▸ Exercise description
The expected result is every line of the records, printed exactly.

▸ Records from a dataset
########################################

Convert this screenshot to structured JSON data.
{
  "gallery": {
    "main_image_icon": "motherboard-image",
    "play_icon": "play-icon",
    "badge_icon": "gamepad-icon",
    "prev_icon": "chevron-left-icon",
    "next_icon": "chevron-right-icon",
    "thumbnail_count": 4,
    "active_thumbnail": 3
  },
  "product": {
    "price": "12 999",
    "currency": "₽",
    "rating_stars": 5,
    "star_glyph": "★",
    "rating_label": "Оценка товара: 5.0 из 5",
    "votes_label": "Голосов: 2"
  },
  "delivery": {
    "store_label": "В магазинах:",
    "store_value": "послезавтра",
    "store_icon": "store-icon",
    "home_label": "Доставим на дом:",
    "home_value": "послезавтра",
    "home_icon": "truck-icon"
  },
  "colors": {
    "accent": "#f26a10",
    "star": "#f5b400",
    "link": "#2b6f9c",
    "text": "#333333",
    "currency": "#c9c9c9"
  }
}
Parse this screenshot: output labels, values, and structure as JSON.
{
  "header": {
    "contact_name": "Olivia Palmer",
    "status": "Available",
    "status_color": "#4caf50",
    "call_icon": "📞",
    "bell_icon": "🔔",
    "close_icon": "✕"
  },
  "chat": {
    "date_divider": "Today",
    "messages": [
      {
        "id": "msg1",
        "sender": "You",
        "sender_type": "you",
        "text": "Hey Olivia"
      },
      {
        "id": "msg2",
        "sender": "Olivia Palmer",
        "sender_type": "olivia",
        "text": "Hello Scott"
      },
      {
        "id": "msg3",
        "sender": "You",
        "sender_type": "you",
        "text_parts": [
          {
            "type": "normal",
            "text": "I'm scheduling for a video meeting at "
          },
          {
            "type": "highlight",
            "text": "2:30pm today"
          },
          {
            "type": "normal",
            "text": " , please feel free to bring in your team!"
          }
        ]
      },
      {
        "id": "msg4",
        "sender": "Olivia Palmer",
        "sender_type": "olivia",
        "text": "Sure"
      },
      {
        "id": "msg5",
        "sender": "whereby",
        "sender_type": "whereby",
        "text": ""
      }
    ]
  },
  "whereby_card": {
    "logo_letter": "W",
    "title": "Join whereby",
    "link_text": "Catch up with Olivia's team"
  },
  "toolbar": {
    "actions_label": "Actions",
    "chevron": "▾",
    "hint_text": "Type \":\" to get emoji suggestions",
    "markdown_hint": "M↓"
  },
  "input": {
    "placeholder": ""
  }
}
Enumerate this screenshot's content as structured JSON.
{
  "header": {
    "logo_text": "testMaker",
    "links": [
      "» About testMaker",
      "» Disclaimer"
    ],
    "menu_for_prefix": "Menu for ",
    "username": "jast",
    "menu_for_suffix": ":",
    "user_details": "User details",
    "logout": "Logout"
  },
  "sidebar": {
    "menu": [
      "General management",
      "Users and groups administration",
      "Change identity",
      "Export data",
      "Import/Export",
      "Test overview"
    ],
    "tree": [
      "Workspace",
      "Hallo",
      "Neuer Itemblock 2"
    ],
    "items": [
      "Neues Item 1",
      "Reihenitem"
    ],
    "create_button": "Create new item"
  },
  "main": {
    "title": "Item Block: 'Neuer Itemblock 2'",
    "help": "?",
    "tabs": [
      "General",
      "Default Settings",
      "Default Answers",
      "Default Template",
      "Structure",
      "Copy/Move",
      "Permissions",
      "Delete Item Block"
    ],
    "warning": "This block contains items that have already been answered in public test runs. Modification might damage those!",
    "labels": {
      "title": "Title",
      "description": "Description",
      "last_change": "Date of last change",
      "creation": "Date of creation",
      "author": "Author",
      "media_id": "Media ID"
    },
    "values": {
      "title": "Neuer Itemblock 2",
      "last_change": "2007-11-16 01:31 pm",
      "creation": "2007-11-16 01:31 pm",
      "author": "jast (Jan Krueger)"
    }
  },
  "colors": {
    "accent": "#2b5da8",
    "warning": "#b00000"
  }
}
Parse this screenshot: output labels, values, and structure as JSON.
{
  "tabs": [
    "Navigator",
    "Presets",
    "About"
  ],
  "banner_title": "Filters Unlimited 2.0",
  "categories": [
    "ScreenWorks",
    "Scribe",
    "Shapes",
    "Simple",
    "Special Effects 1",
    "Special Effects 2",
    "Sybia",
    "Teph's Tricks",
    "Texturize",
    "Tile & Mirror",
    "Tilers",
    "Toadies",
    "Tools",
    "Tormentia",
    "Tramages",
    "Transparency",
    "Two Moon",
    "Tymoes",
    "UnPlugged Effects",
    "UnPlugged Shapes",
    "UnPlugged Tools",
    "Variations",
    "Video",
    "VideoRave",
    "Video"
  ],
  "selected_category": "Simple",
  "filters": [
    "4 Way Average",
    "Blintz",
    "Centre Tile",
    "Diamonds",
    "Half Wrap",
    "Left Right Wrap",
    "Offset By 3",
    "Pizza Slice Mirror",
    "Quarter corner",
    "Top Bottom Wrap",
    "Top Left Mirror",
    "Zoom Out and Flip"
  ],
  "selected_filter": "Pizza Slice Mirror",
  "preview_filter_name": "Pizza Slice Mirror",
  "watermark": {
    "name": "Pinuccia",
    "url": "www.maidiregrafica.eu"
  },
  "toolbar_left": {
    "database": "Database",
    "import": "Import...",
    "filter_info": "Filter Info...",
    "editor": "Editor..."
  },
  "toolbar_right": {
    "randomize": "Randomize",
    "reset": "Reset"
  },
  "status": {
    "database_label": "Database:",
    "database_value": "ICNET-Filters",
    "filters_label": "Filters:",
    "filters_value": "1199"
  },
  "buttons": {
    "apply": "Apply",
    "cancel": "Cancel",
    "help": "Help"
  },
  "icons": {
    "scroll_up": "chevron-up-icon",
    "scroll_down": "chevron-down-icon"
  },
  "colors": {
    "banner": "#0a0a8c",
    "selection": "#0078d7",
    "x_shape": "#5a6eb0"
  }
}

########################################

▸ The answer
Convert this screenshot to structured JSON data.
{
  "gallery": {
    "main_image_icon": "motherboard-image",
    "play_icon": "play-icon",
    "badge_icon": "gamepad-icon",
    "prev_icon": "chevron-left-icon",
    "next_icon": "chevron-right-icon",
    "thumbnail_count": 4,
    "active_thumbnail": 3
  },
  "product": {
    "price": "12 999",
    "currency": "₽",
    "rating_stars": 5,
    "star_glyph": "★",
    "rating_label": "Оценка товара: 5.0 из 5",
    "votes_label": "Голосов: 2"
  },
  "delivery": {
    "store_label": "В магазинах:",
    "store_value": "послезавтра",
    "store_icon": "store-icon",
    "home_label": "Доставим на дом:",
    "home_value": "послезавтра",
    "home_icon": "truck-icon"
  },
  "colors": {
    "accent": "#f26a10",
    "star": "#f5b400",
    "link": "#2b6f9c",
    "text": "#333333",
    "currency": "#c9c9c9"
  }
}
Parse this screenshot: output labels, values, and structure as JSON.
{
  "header": {
    "contact_name": "Olivia Palmer",
    "status": "Available",
    "status_color": "#4caf50",
    "call_icon": "📞",
    "bell_icon": "🔔",
    "close_icon": "✕"
  },
  "chat": {
    "date_divider": "Today",
    "messages": [
      {
        "id": "msg1",
        "sender": "You",
        "sender_type": "you",
        "text": "Hey Olivia"
      },
      {
        "id": "msg2",
        "sender": "Olivia Palmer",
        "sender_type": "olivia",
        "text": "Hello Scott"
      },
      {
        "id": "msg3",
        "sender": "You",
        "sender_type": "you",
        "text_parts": [
          {
            "type": "normal",
            "text": "I'm scheduling for a video meeting at "
          },
          {
            "type": "highlight",
            "text": "2:30pm today"
          },
          {
            "type": "normal",
            "text": " , please feel free to bring in your team!"
          }
        ]
      },
      {
        "id": "msg4",
        "sender": "Olivia Palmer",
        "sender_type": "olivia",
        "text": "Sure"
      },
      {
        "id": "msg5",
        "sender": "whereby",
        "sender_type": "whereby",
        "text": ""
      }
    ]
  },
  "whereby_card": {
    "logo_letter": "W",
    "title": "Join whereby",
    "link_text": "Catch up with Olivia's team"
  },
  "toolbar": {
    "actions_label": "Actions",
    "chevron": "▾",
    "hint_text": "Type \":\" to get emoji suggestions",
    "markdown_hint": "M↓"
  },
  "input": {
    "placeholder": ""
  }
}
Enumerate this screenshot's content as structured JSON.
{
  "header": {
    "logo_text": "testMaker",
    "links": [
      "» About testMaker",
      "» Disclaimer"
    ],
    "menu_for_prefix": "Menu for ",
    "username": "jast",
    "menu_for_suffix": ":",
    "user_details": "User details",
    "logout": "Logout"
  },
  "sidebar": {
    "menu": [
      "General management",
      "Users and groups administration",
      "Change identity",
      "Export data",
      "Import/Export",
      "Test overview"
    ],
    "tree": [
      "Workspace",
      "Hallo",
      "Neuer Itemblock 2"
    ],
    "items": [
      "Neues Item 1",
      "Reihenitem"
    ],
    "create_button": "Create new item"
  },
  "main": {
    "title": "Item Block: 'Neuer Itemblock 2'",
    "help": "?",
    "tabs": [
      "General",
      "Default Settings",
      "Default Answers",
      "Default Template",
      "Structure",
      "Copy/Move",
      "Permissions",
      "Delete Item Block"
    ],
    "warning": "This block contains items that have already been answered in public test runs. Modification might damage those!",
    "labels": {
      "title": "Title",
      "description": "Description",
      "last_change": "Date of last change",
      "creation": "Date of creation",
      "author": "Author",
      "media_id": "Media ID"
    },
    "values": {
      "title": "Neuer Itemblock 2",
      "last_change": "2007-11-16 01:31 pm",
      "creation": "2007-11-16 01:31 pm",
      "author": "jast (Jan Krueger)"
    }
  },
  "colors": {
    "accent": "#2b5da8",
    "warning": "#b00000"
  }
}
Parse this screenshot: output labels, values, and structure as JSON.
{
  "tabs": [
    "Navigator",
    "Presets",
    "About"
  ],
  "banner_title": "Filters Unlimited 2.0",
  "categories": [
    "ScreenWorks",
    "Scribe",
    "Shapes",
    "Simple",
    "Special Effects 1",
    "Special Effects 2",
    "Sybia",
    "Teph's Tricks",
    "Texturize",
    "Tile & Mirror",
    "Tilers",
    "Toadies",
    "Tools",
    "Tormentia",
    "Tramages",
    "Transparency",
    "Two Moon",
    "Tymoes",
    "UnPlugged Effects",
    "UnPlugged Shapes",
    "UnPlugged Tools",
    "Variations",
    "Video",
    "VideoRave",
    "Video"
  ],
  "selected_category": "Simple",
  "filters": [
    "4 Way Average",
    "Blintz",
    "Centre Tile",
    "Diamonds",
    "Half Wrap",
    "Left Right Wrap",
    "Offset By 3",
    "Pizza Slice Mirror",
    "Quarter corner",
    "Top Bottom Wrap",
    "Top Left Mirror",
    "Zoom Out and Flip"
  ],
  "selected_filter": "Pizza Slice Mirror",
  "preview_filter_name": "Pizza Slice Mirror",
  "watermark": {
    "name": "Pinuccia",
    "url": "www.maidiregrafica.eu"
  },
  "toolbar_left": {
    "database": "Database",
    "import": "Import...",
    "filter_info": "Filter Info...",
    "editor": "Editor..."
  },
  "toolbar_right": {
    "randomize": "Randomize",
    "reset": "Reset"
  },
  "status": {
    "database_label": "Database:",
    "database_value": "ICNET-Filters",
    "filters_label": "Filters:",
    "filters_value": "1199"
  },
  "buttons": {
    "apply": "Apply",
    "cancel": "Cancel",
    "help": "Help"
  },
  "icons": {
    "scroll_up": "chevron-up-icon",
    "scroll_down": "chevron-down-icon"
  },
  "colors": {
    "banner": "#0a0a8c",
    "selection": "#0078d7",
    "x_shape": "#5a6eb0"
  }
}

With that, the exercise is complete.